Rule 3: The need for speed
Web maps are generated from a server to your browser. Each time a user makes a change – for example to the viewing scale of the map, or to the number of layers shown on the map, or to where the map is centred – the server has to undertake a process before the user sees the change in their web browser.
If you want your map to support making these user changes quickly you need to make sure that both the server and the user’s web browser are able to make full use of caching. Caching essentially means that the server and the user’s web browser are able to store and make use of the same processes (i.e. changes) applied to your web map rather than have to start from scratch.
However, there are choices you can also make in the way your web map is designed and built to improve speed:
- Keep the base map simple
- Keep the number of layers to a minimum
- Aggregate layers into one layer – e.g. show roads as one layer rather than having a separate layer for A roads, B roads etc.
- Keep styles simple
Rule 4: Users don’t care what software you use

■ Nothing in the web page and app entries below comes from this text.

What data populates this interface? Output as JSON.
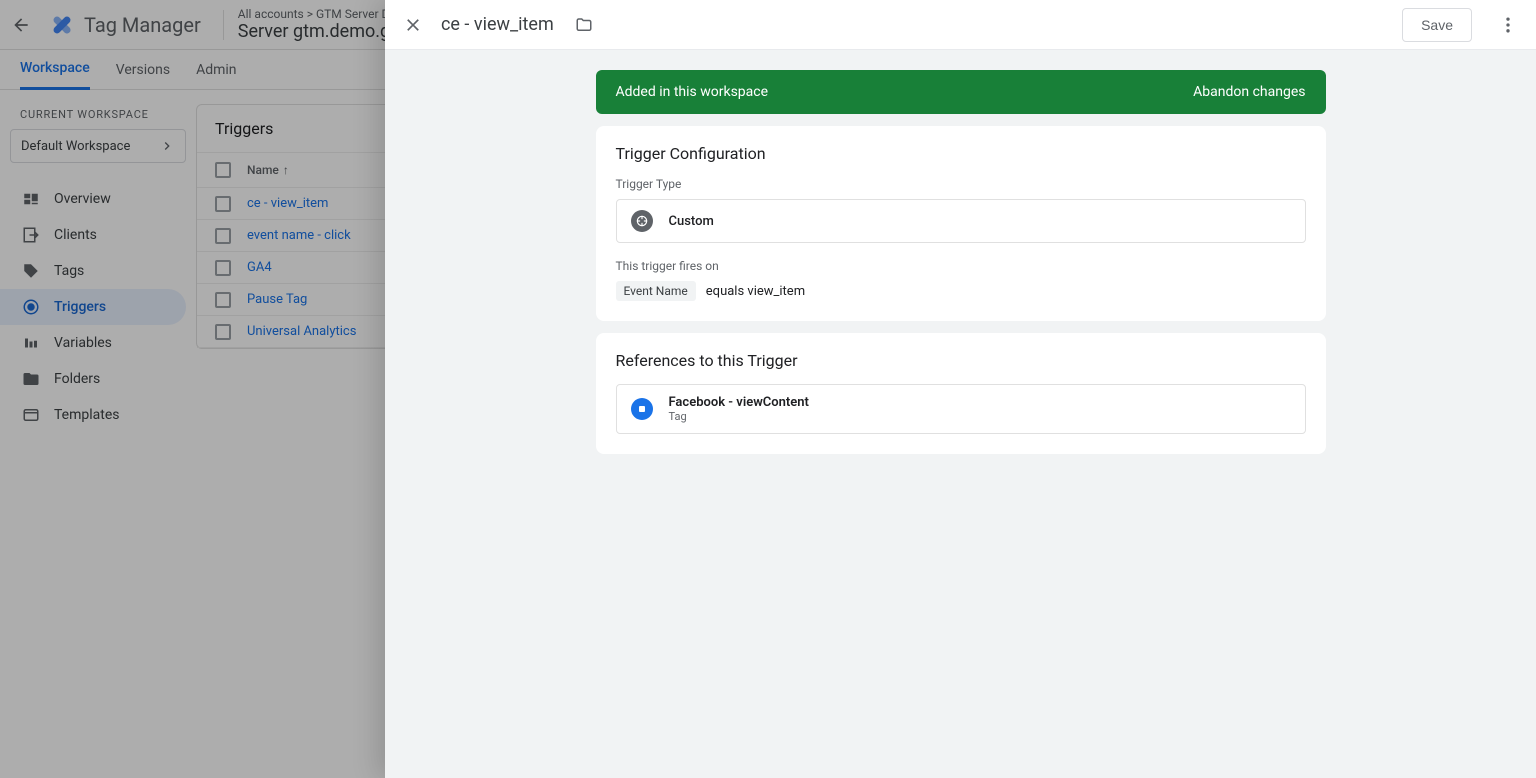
{
  "header": {
    "product": "Tag Manager",
    "breadcrumb": "All accounts > GTM Server Demo",
    "container": "Server gtm.demo.gtm-"
  },
  "tabs": {
    "workspace": "Workspace",
    "versions": "Versions",
    "admin": "Admin"
  },
  "sidebar": {
    "section_label": "CURRENT WORKSPACE",
    "workspace_name": "Default Workspace",
    "items": [
      {
        "label": "Overview"
      },
      {
        "label": "Clients"
      },
      {
        "label": "Tags"
      },
      {
        "label": "Triggers"
      },
      {
        "label": "Variables"
      },
      {
        "label": "Folders"
      },
      {
        "label": "Templates"
      }
    ]
  },
  "triggers_panel": {
    "title": "Triggers",
    "col_name": "Name",
    "rows": [
      {
        "name": "ce - view_item"
      },
      {
        "name": "event name - click"
      },
      {
        "name": "GA4"
      },
      {
        "name": "Pause Tag"
      },
      {
        "name": "Universal Analytics"
      }
    ]
  },
  "detail": {
    "title": "ce - view_item",
    "save": "Save",
    "banner_text": "Added in this workspace",
    "banner_action": "Abandon changes",
    "config_heading": "Trigger Configuration",
    "type_label": "Trigger Type",
    "type_value": "Custom",
    "fires_label": "This trigger fires on",
    "fires_variable": "Event Name",
    "fires_condition": "equals view_item",
    "refs_heading": "References to this Trigger",
    "ref_name": "Facebook - viewContent",
    "ref_kind": "Tag"
  }
}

A few year’s ago Google asked people on the street “What’s a browser?” Of the 50 people interviewed only 4 knew what a browser was. Ultimately users only care that your web map works with their technology, with their hardware and with their software and they don’t really care why or how it works!
It’s easy to get hung up on technology and software when deciding how to design and publish your web map. It’s easy to assume that the GIS you use to interact with maps on your desktop at work is just as good for interacting with maps over the web. It doesn’t matter how good your web map is or how brilliant the software is that generates the web map in the first place if a user has to make any kind of change to their hardware or software to be able to use your web map.
Rule 5: Be consistent
There are many different ways to publish a map online, from a static image through to a fully interactive map. It’s important that the first web map you publish or the first version of your web map is consistent with subsequent web maps or versions of a web map. Users don’t like having to interact with different types of web maps across a website, particularly if what is shown on the map is subject to change.
The user interface (UI) of your web map and the position of features in the UI – e.g. the legend, search box, interactive tools – should be consistent from Day 1. Whether people use your web map daily, weekly or once in a blue moon, they will expect their experience of any web map you publish to be consistent even if the content or map story changes.
It’s tempting sometimes to just put something out “that makes do” either as a stop-gap or because there is a perception that the project stage or map stage is less important than a previous or later version. This is a mistake.
There is a saying in business: you’re only as good as your last job or project. The same mantra should be adopted for web mapping.